***** Record set
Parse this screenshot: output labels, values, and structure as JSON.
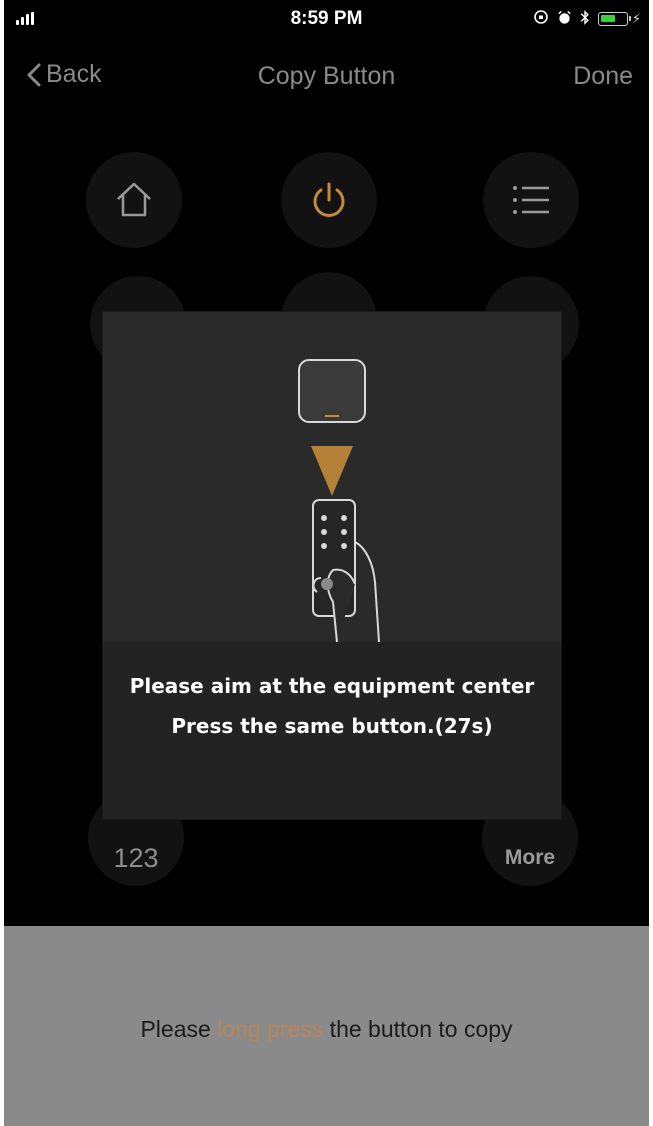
{
  "status_bar": {
    "time": "8:59 PM",
    "icons": [
      "signal-icon",
      "lock-rotation-icon",
      "alarm-icon",
      "bluetooth-icon",
      "battery-icon",
      "charging-icon"
    ]
  },
  "nav": {
    "back_label": "Back",
    "title": "Copy Button",
    "done_label": "Done"
  },
  "remote": {
    "buttons": [
      {
        "name": "home-icon"
      },
      {
        "name": "power-icon",
        "accent": "#c48a3a"
      },
      {
        "name": "menu-icon"
      }
    ],
    "numpad_label": "123",
    "more_label": "More"
  },
  "modal": {
    "line1": "Please aim at the equipment center",
    "line2": "Press the same button.(27s)",
    "illustration": [
      "device-icon",
      "ir-beam-icon",
      "remote-in-hand-icon"
    ]
  },
  "footer": {
    "hint_before": "Please ",
    "hint_accent": "long press",
    "hint_after": " the button to copy"
  },
  "colors": {
    "accent": "#c48a3a",
    "hint_accent": "#b6875a",
    "background": "#000000",
    "modal": "#232323",
    "sheet": "#8a8a8a"
  }
}
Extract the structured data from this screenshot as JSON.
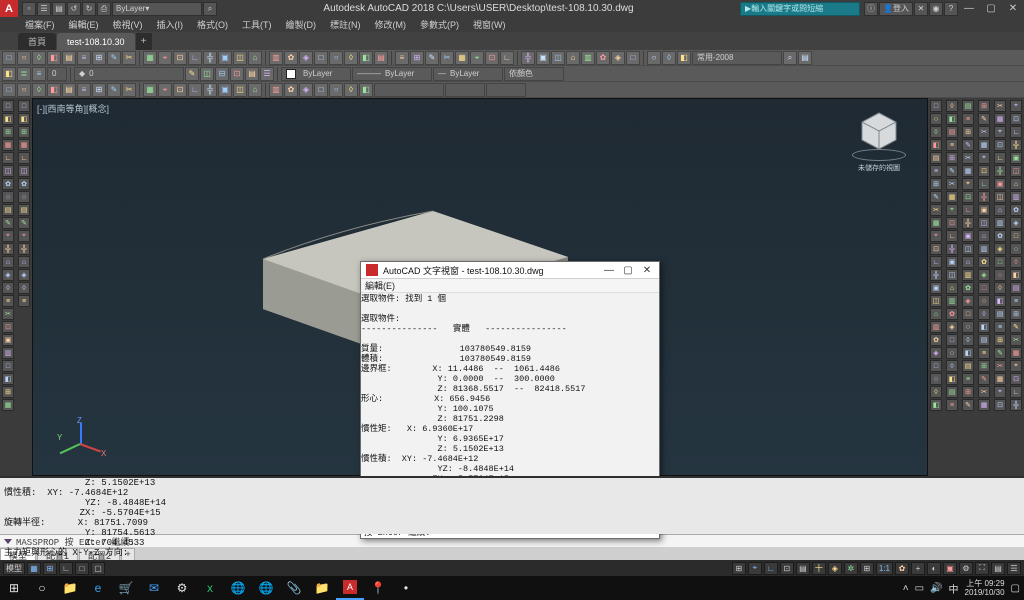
{
  "titlebar": {
    "logo": "A",
    "qa_icons": [
      "▫",
      "☰",
      "▤",
      "↺",
      "↻",
      "⎙",
      "⌕"
    ],
    "layer_dropdown": "ByLayer",
    "title": "Autodesk AutoCAD 2018   C:\\Users\\USER\\Desktop\\test-108.10.30.dwg",
    "search_placeholder": "輸入關鍵字或問短縮",
    "login": "登入",
    "min": "—",
    "max": "▢",
    "close": "✕"
  },
  "menubar": [
    "檔案(F)",
    "編輯(E)",
    "檢視(V)",
    "插入(I)",
    "格式(O)",
    "工具(T)",
    "繪製(D)",
    "標註(N)",
    "修改(M)",
    "參數式(P)",
    "視窗(W)"
  ],
  "doctabs": {
    "home": "首頁",
    "active": "test-108.10.30",
    "plus": "+"
  },
  "toolbars": {
    "r1": {
      "n": 44
    },
    "r2": {
      "head": 3,
      "num": "0",
      "drop1": "0",
      "mid_icons": 6,
      "bylayer": "ByLayer",
      "byl2": "ByLayer",
      "byl3": "ByLayer",
      "bycolor": "依顏色"
    },
    "r3": {
      "n": 24
    },
    "row1_right_drop": "常用-2008"
  },
  "view_label": "[-][西南等角][概念]",
  "axis": {
    "x": "X",
    "y": "Y",
    "z": "Z"
  },
  "viewcube": {
    "label": "未儲存的視圖"
  },
  "popup": {
    "title": "AutoCAD 文字視窗 - test-108.10.30.dwg",
    "menu": "編輯(E)",
    "lines": [
      "選取物件: 找到 1 個",
      "",
      "選取物件:",
      "---------------   實體   ----------------",
      "",
      "質量:               103780549.8159",
      "體積:               103780549.8159",
      "邊界框:        X: 11.4486  --  1061.4486",
      "               Y: 0.0000  --  300.0000",
      "               Z: 81368.5517  --  82418.5517",
      "形心:          X: 656.9456",
      "               Y: 100.1075",
      "               Z: 81751.2298",
      "慣性矩:   X: 6.9360E+17",
      "               Y: 6.9365E+17",
      "               Z: 5.1502E+13",
      "慣性積:  XY: -7.4684E+12",
      "               YZ: -8.4848E+14",
      "              ZX: -5.5704E+15",
      "旋轉半徑:      X: 81751.7099",
      "               Y: 81754.5613",
      "               Z: 704.4533",
      "主力矩與形心的 X-Y-Z 方向:"
    ],
    "input": "按 Enter 繼續:"
  },
  "cmd_history": [
    "               Z: 5.1502E+13",
    "慣性積:  XY: -7.4684E+12",
    "               YZ: -8.4848E+14",
    "              ZX: -5.5704E+15",
    "旋轉半徑:      X: 81751.7099",
    "               Y: 81754.5613",
    "               Z: 704.4533",
    "主力矩與形心的 X-Y-Z 方向:"
  ],
  "cmd_line": "MASSPROP 按 Enter 繼續:",
  "layout_tabs": [
    "模型",
    "配置1",
    "配置2"
  ],
  "status": {
    "left": [
      "模型",
      "▦",
      "⊞",
      "∟",
      "□",
      "▢"
    ],
    "right": [
      "⊞",
      "⌖",
      "∟",
      "⊡",
      "▤",
      "十",
      "◈",
      "✲",
      "⊞",
      "1:1",
      "✿",
      "+",
      "◐",
      "▣",
      "⚙",
      "⛶",
      "▤",
      "☰"
    ]
  },
  "taskbar": {
    "icons": [
      "⊞",
      "○",
      "📁",
      "e",
      "🛒",
      "✉",
      "⚙",
      "x",
      "🌐",
      "🌐",
      "📎",
      "📁",
      "A",
      "📍",
      "•"
    ],
    "clock_top": "上午 09:29",
    "clock_bottom": "2019/10/30"
  },
  "left_palette_count": 24,
  "right_columns": 6,
  "right_rows": 24
}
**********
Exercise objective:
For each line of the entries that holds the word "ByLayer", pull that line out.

Expected answer:
    "layer_dropdown": "ByLayer",
      "bylayer": "ByLayer",
      "byl2": "ByLayer",
      "byl3": "ByLayer",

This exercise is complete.